Clinton’s status in this regard is now being put to the test, in the coverage of the Norman Hsu scandal. Hsu, a Clinton “HillRaiser” who collected $850,000 in so-called “bundled” donations for her presidential campaign, turns out to be a fugitive wanted since 1991. Worse, it appears some of that bundled money might have been illegally funneled through third parties.
It’s bad enough, in any context, for newspapers to be running photos of a presidential candidate grinning next to a man identified with the Whitey Bulger–esque tag “fugitive from justice.” But Clinton had already been under fire as the lone Democratic candidate defending “special interest” fundraising. And Hsu’s escapades played out as Clinton was appearing at campaign events with her husband, for whom campaign fundraising provided the biggest non-penis-related scandals of his presidency. The Clintons turned the “Lincoln Bedroom” into shorthand for the special access provided to those able to pay for it.
“This scandal coming out is potentially significant,” says Mayer, of Northeastern. “It reminds people of what they didn’t like about the Clinton presidency: their rather casual attitude toward ethics.”
Initially, most reporting about Hsu relegated Clinton to minor mention, and most coverage of Clinton has barely mentioned Hsu at all.

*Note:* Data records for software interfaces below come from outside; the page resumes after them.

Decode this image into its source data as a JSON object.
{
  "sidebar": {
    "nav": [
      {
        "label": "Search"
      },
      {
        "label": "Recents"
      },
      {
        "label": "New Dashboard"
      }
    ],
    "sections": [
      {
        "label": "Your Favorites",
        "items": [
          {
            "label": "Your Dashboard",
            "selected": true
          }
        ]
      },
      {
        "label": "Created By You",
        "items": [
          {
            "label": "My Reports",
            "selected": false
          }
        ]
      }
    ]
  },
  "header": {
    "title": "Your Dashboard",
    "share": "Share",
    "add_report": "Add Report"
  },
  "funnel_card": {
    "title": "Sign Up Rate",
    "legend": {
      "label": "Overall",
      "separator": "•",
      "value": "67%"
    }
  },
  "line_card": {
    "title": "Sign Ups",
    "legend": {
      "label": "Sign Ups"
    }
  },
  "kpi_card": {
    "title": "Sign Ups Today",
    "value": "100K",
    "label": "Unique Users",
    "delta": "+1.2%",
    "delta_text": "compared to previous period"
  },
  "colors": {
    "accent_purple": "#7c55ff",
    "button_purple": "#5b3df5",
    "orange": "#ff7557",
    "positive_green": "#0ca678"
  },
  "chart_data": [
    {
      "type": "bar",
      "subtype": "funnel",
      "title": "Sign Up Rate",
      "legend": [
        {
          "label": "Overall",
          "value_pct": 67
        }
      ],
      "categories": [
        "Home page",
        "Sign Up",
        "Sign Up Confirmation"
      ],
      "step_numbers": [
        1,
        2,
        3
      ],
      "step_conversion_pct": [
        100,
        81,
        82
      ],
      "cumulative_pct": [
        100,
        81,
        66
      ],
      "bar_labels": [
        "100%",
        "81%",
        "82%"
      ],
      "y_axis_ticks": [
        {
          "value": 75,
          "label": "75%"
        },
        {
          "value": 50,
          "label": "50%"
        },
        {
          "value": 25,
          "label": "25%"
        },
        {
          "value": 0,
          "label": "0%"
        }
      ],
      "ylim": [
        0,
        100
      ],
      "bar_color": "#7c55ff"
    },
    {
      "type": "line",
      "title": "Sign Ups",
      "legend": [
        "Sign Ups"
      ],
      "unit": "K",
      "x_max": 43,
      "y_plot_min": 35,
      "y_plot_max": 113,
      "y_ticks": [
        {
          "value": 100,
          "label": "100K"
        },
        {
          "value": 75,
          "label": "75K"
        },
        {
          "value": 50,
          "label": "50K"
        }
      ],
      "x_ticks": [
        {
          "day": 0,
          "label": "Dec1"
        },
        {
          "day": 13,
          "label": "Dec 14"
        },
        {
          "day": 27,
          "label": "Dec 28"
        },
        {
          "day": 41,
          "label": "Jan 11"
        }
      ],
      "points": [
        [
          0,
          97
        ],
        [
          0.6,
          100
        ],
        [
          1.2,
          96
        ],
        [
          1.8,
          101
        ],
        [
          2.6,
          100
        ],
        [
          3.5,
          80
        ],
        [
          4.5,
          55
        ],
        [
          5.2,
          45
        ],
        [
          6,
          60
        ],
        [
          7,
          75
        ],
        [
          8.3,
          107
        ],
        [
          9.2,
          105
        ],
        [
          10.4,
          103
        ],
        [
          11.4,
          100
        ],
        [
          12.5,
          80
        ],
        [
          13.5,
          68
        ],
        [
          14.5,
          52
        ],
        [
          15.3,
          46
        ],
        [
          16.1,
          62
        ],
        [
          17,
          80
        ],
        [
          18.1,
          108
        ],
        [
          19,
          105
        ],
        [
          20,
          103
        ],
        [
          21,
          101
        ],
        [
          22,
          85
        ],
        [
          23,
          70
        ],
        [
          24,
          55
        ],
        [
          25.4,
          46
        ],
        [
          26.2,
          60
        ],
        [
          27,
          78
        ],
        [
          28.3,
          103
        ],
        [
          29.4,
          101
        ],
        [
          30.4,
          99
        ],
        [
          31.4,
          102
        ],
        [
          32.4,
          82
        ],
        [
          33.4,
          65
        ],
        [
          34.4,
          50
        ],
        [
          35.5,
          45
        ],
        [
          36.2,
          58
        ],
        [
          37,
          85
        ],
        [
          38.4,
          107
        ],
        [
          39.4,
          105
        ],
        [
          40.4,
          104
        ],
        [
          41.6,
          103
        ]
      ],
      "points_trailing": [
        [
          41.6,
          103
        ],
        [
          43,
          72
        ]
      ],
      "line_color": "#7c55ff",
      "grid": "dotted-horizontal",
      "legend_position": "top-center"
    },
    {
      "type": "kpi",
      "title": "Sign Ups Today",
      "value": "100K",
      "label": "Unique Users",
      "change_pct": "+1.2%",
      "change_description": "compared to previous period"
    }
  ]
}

Some staff and supporters of other candidates told the Phoenix that they were frustrated at the media’s disinterest in using the Hsu story as a window into how Clinton plays the political game. “Voters want change,” says one Edwards consultant, “and you cannot make fundamental change unless you change the campaign-fundraising practices.” (On Tuesday, Clinton announced that she is returning all contributions raised for her by Hsu, a possible sign that the story is causing more trouble for her than first thought.)
The Hsu story is the kind that might dog a front-running candidate without an aura of inevitability, says Mayer. In 1988, reporters tracked rumors of Gary Hart’s philandering until the Donna Rice story torpedoed his campaign. Ed Muskie’s campaign sank in 1972 when sustained interest in the fraudulent “Canuck letter” — purportedly revealing Muskie’s anti–French Canadian prejudice — forced him into a humiliating, tearful press conference. In 1964, accusations of adultery followed GOP Nelson Rockefeller throughout the campaign, which he lost to Barry Goldwater. Hart, Muskie, and Rockefeller were all front-runners at the time, though they certainly lacked auras of inevitability.